_Records supplied_
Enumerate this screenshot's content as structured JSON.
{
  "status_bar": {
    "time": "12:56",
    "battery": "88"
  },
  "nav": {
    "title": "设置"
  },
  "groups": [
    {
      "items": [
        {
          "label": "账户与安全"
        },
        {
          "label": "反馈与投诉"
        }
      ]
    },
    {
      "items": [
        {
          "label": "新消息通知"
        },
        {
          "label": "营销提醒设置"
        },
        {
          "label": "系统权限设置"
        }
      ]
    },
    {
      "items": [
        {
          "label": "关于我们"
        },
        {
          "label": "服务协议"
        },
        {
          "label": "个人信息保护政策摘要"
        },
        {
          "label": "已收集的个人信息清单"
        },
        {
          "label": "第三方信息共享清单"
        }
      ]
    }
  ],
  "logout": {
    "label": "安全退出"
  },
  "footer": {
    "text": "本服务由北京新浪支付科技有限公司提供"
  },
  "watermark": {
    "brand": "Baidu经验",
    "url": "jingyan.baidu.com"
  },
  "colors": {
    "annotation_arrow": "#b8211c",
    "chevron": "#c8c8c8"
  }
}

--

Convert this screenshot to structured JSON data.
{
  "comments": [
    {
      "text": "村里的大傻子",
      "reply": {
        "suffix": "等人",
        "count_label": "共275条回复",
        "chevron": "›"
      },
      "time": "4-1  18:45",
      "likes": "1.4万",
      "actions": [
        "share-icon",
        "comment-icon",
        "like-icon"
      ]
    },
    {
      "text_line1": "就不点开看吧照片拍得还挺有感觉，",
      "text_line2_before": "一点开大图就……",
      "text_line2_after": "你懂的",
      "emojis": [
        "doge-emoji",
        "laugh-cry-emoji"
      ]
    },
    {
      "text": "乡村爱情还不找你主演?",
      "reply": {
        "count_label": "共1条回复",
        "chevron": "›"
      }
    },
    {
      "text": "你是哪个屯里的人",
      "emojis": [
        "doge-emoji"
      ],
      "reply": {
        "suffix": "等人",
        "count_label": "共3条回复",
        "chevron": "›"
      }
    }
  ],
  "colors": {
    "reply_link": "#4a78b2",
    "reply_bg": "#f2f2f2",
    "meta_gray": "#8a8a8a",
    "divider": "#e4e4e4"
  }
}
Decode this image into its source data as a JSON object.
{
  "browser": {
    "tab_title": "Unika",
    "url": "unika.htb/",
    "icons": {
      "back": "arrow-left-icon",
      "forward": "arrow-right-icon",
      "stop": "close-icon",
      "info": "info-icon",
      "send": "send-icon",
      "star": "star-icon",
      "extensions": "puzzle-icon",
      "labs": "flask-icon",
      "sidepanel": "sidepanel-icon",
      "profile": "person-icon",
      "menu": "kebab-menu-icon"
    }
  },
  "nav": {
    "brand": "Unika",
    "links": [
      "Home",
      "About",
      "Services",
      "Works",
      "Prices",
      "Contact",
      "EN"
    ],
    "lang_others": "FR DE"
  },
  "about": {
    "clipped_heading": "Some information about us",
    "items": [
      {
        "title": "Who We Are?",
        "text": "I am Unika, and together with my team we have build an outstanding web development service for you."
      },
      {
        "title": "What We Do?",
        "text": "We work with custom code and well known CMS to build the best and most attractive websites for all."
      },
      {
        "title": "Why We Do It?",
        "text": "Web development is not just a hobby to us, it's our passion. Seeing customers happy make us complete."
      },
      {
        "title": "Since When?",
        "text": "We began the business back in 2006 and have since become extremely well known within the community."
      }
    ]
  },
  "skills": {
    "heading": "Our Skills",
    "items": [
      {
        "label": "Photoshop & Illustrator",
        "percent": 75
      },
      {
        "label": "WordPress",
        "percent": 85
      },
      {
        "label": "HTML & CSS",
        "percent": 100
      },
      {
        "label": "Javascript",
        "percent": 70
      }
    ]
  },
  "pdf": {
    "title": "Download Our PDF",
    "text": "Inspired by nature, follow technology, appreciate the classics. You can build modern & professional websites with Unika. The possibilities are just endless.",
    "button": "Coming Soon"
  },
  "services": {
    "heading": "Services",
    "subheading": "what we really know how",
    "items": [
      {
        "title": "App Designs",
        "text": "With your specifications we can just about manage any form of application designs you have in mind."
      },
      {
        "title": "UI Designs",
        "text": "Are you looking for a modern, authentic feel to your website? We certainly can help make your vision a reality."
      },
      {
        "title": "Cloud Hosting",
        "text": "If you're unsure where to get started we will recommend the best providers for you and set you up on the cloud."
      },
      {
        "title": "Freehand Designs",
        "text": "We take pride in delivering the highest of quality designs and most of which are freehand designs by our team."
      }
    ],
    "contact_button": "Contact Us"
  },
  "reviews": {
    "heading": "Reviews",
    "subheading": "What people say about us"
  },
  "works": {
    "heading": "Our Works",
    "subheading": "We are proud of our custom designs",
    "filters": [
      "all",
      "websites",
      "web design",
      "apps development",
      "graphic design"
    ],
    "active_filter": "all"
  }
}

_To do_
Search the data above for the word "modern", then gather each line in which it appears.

_Result_
    "text": "Inspired by nature, follow technology, appreciate the classics. You can build modern & professional websites with Unika. The possibilities are just endless.",
        "text": "Are you looking for a modern, authentic feel to your website? We certainly can help make your vision a reality."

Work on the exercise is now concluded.